→ ABOUT THIS EXERCISE: Can you print every record below exactly as written?

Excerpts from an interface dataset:
|---|

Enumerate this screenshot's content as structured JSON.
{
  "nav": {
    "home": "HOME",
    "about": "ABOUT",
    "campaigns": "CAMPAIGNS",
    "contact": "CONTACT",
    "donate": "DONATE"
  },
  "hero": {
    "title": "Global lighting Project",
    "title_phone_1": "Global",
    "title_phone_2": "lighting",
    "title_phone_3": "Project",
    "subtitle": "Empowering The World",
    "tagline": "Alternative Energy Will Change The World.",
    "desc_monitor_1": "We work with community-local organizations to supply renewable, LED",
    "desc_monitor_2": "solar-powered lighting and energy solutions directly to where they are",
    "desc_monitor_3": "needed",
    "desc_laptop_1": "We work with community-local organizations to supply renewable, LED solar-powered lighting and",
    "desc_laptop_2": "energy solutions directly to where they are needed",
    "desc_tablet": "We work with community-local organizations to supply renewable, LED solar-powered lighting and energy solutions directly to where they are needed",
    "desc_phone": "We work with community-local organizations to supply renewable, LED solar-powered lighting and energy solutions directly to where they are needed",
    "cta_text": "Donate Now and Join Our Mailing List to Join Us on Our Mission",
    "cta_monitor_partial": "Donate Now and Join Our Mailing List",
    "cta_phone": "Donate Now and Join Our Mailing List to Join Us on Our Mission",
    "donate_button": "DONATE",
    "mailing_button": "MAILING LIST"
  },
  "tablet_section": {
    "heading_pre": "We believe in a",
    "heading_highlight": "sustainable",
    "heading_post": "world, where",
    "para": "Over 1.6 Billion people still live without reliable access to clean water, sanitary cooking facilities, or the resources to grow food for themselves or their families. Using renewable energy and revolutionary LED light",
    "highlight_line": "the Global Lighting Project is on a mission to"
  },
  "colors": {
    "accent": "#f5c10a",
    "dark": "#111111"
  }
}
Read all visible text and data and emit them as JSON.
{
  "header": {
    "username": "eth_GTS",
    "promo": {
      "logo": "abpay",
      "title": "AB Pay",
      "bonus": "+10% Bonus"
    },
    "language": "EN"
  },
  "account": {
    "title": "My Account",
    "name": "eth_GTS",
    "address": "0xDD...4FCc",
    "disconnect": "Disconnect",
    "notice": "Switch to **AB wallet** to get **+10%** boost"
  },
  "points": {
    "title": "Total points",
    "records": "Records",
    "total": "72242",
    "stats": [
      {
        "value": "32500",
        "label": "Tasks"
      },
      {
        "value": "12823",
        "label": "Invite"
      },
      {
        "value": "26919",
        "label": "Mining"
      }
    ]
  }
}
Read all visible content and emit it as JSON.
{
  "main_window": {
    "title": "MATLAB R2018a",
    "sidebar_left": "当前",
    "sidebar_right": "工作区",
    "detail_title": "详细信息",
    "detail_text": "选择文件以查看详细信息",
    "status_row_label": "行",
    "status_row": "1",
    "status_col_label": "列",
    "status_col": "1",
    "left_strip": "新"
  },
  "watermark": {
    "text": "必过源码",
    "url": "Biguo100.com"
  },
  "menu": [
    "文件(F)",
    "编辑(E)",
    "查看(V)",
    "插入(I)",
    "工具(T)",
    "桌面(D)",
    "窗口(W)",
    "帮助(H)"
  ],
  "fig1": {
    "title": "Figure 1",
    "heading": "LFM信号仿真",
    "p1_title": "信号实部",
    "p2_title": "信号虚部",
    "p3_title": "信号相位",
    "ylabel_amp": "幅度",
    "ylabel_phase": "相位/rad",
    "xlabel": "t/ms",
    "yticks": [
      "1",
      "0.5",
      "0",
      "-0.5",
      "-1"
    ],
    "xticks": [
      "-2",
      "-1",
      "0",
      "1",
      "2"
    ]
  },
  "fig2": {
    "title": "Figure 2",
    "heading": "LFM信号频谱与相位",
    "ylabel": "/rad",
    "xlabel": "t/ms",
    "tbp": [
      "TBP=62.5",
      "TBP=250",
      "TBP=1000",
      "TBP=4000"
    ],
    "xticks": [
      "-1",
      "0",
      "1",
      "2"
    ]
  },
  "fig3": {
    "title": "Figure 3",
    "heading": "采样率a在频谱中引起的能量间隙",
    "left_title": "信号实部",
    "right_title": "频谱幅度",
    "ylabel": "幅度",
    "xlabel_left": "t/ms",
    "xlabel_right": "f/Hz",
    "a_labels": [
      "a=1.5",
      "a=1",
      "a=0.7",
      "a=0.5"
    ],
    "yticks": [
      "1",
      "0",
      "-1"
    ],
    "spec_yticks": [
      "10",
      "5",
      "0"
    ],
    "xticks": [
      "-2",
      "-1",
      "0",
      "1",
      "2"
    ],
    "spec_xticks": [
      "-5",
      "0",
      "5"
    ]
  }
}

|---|

→ ANSWER TO THE PROBLEM:
Enumerate this screenshot's content as structured JSON.
{
  "nav": {
    "home": "HOME",
    "about": "ABOUT",
    "campaigns": "CAMPAIGNS",
    "contact": "CONTACT",
    "donate": "DONATE"
  },
  "hero": {
    "title": "Global lighting Project",
    "title_phone_1": "Global",
    "title_phone_2": "lighting",
    "title_phone_3": "Project",
    "subtitle": "Empowering The World",
    "tagline": "Alternative Energy Will Change The World.",
    "desc_monitor_1": "We work with community-local organizations to supply renewable, LED",
    "desc_monitor_2": "solar-powered lighting and energy solutions directly to where they are",
    "desc_monitor_3": "needed",
    "desc_laptop_1": "We work with community-local organizations to supply renewable, LED solar-powered lighting and",
    "desc_laptop_2": "energy solutions directly to where they are needed",
    "desc_tablet": "We work with community-local organizations to supply renewable, LED solar-powered lighting and energy solutions directly to where they are needed",
    "desc_phone": "We work with community-local organizations to supply renewable, LED solar-powered lighting and energy solutions directly to where they are needed",
    "cta_text": "Donate Now and Join Our Mailing List to Join Us on Our Mission",
    "cta_monitor_partial": "Donate Now and Join Our Mailing List",
    "cta_phone": "Donate Now and Join Our Mailing List to Join Us on Our Mission",
    "donate_button": "DONATE",
    "mailing_button": "MAILING LIST"
  },
  "tablet_section": {
    "heading_pre": "We believe in a",
    "heading_highlight": "sustainable",
    "heading_post": "world, where",
    "para": "Over 1.6 Billion people still live without reliable access to clean water, sanitary cooking facilities, or the resources to grow food for themselves or their families. Using renewable energy and revolutionary LED light",
    "highlight_line": "the Global Lighting Project is on a mission to"
  },
  "colors": {
    "accent": "#f5c10a",
    "dark": "#111111"
  }
}
Read all visible text and data and emit them as JSON.
{
  "header": {
    "username": "eth_GTS",
    "promo": {
      "logo": "abpay",
      "title": "AB Pay",
      "bonus": "+10% Bonus"
    },
    "language": "EN"
  },
  "account": {
    "title": "My Account",
    "name": "eth_GTS",
    "address": "0xDD...4FCc",
    "disconnect": "Disconnect",
    "notice": "Switch to **AB wallet** to get **+10%** boost"
  },
  "points": {
    "title": "Total points",
    "records": "Records",
    "total": "72242",
    "stats": [
      {
        "value": "32500",
        "label": "Tasks"
      },
      {
        "value": "12823",
        "label": "Invite"
      },
      {
        "value": "26919",
        "label": "Mining"
      }
    ]
  }
}
Read all visible content and emit it as JSON.
{
  "main_window": {
    "title": "MATLAB R2018a",
    "sidebar_left": "当前",
    "sidebar_right": "工作区",
    "detail_title": "详细信息",
    "detail_text": "选择文件以查看详细信息",
    "status_row_label": "行",
    "status_row": "1",
    "status_col_label": "列",
    "status_col": "1",
    "left_strip": "新"
  },
  "watermark": {
    "text": "必过源码",
    "url": "Biguo100.com"
  },
  "menu": [
    "文件(F)",
    "编辑(E)",
    "查看(V)",
    "插入(I)",
    "工具(T)",
    "桌面(D)",
    "窗口(W)",
    "帮助(H)"
  ],
  "fig1": {
    "title": "Figure 1",
    "heading": "LFM信号仿真",
    "p1_title": "信号实部",
    "p2_title": "信号虚部",
    "p3_title": "信号相位",
    "ylabel_amp": "幅度",
    "ylabel_phase": "相位/rad",
    "xlabel": "t/ms",
    "yticks": [
      "1",
      "0.5",
      "0",
      "-0.5",
      "-1"
    ],
    "xticks": [
      "-2",
      "-1",
      "0",
      "1",
      "2"
    ]
  },
  "fig2": {
    "title": "Figure 2",
    "heading": "LFM信号频谱与相位",
    "ylabel": "/rad",
    "xlabel": "t/ms",
    "tbp": [
      "TBP=62.5",
      "TBP=250",
      "TBP=1000",
      "TBP=4000"
    ],
    "xticks": [
      "-1",
      "0",
      "1",
      "2"
    ]
  },
  "fig3": {
    "title": "Figure 3",
    "heading": "采样率a在频谱中引起的能量间隙",
    "left_title": "信号实部",
    "right_title": "频谱幅度",
    "ylabel": "幅度",
    "xlabel_left": "t/ms",
    "xlabel_right": "f/Hz",
    "a_labels": [
      "a=1.5",
      "a=1",
      "a=0.7",
      "a=0.5"
    ],
    "yticks": [
      "1",
      "0",
      "-1"
    ],
    "spec_yticks": [
      "10",
      "5",
      "0"
    ],
    "xticks": [
      "-2",
      "-1",
      "0",
      "1",
      "2"
    ],
    "spec_xticks": [
      "-5",
      "0",
      "5"
    ]
  }
}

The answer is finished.